Work instruction
Locate the word "exerci" in the data below, then copy every line that holds it.

[Element data from apps and pages]
· · ·
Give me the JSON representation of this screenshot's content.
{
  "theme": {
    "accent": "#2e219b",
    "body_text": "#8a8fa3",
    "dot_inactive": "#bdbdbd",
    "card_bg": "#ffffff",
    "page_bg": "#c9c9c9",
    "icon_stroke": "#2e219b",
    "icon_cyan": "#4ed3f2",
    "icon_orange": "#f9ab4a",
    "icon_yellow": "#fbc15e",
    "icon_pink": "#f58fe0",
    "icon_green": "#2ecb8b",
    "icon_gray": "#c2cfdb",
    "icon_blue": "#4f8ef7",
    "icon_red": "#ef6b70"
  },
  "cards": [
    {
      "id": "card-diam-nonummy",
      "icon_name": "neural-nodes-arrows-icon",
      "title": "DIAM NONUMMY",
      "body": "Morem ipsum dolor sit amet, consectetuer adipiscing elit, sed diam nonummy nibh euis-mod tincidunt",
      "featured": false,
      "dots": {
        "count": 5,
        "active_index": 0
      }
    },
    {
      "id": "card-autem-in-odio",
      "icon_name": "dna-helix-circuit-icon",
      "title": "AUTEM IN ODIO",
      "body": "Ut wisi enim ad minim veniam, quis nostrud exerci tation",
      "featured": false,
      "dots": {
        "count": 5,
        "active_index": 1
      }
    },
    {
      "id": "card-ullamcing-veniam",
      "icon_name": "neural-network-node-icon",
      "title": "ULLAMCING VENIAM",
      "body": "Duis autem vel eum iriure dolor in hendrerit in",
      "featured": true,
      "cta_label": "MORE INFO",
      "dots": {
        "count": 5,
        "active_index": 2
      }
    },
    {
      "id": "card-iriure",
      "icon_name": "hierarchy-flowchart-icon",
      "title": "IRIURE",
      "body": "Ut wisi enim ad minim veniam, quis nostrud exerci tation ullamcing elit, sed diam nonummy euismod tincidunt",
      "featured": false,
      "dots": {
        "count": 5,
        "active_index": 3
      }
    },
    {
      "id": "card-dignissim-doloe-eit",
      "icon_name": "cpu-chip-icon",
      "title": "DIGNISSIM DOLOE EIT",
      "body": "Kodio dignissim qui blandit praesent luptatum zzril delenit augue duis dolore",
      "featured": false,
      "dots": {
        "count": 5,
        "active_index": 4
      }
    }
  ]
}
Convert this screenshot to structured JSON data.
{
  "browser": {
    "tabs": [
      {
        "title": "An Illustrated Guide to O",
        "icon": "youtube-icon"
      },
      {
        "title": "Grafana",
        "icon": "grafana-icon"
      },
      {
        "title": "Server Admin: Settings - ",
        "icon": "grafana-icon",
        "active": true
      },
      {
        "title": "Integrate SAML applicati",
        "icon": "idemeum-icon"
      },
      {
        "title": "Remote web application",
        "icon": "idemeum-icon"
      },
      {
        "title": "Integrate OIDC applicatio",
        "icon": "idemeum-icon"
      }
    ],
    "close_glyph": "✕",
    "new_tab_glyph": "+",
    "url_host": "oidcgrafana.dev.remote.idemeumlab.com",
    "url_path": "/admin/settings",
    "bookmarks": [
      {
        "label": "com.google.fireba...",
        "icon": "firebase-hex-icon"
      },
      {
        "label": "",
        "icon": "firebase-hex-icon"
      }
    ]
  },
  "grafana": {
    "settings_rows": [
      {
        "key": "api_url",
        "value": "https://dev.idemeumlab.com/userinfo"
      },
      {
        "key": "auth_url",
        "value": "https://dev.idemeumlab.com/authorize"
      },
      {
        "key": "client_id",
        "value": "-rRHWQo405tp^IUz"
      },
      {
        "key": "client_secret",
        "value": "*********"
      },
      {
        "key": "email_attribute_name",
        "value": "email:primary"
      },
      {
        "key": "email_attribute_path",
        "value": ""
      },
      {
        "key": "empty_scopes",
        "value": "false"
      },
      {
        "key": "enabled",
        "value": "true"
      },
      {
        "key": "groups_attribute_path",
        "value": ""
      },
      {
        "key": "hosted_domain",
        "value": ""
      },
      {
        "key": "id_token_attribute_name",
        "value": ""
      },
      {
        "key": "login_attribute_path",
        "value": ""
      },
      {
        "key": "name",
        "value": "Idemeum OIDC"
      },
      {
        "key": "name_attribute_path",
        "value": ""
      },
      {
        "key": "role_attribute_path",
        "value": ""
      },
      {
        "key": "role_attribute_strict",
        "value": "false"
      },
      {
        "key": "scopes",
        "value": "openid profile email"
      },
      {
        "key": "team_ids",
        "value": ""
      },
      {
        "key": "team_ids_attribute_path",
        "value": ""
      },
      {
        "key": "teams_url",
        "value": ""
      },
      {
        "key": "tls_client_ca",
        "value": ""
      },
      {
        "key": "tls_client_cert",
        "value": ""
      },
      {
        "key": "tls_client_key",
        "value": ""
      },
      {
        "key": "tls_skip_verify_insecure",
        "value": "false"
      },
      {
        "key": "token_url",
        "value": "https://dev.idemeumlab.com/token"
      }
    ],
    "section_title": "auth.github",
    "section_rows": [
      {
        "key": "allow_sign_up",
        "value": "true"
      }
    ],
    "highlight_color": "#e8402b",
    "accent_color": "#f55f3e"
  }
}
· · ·
Result
      "body": "Ut wisi enim ad minim veniam, quis nostrud exerci tation",
      "body": "Ut wisi enim ad minim veniam, quis nostrud exerci tation ullamcing elit, sed diam nonummy euismod tincidunt",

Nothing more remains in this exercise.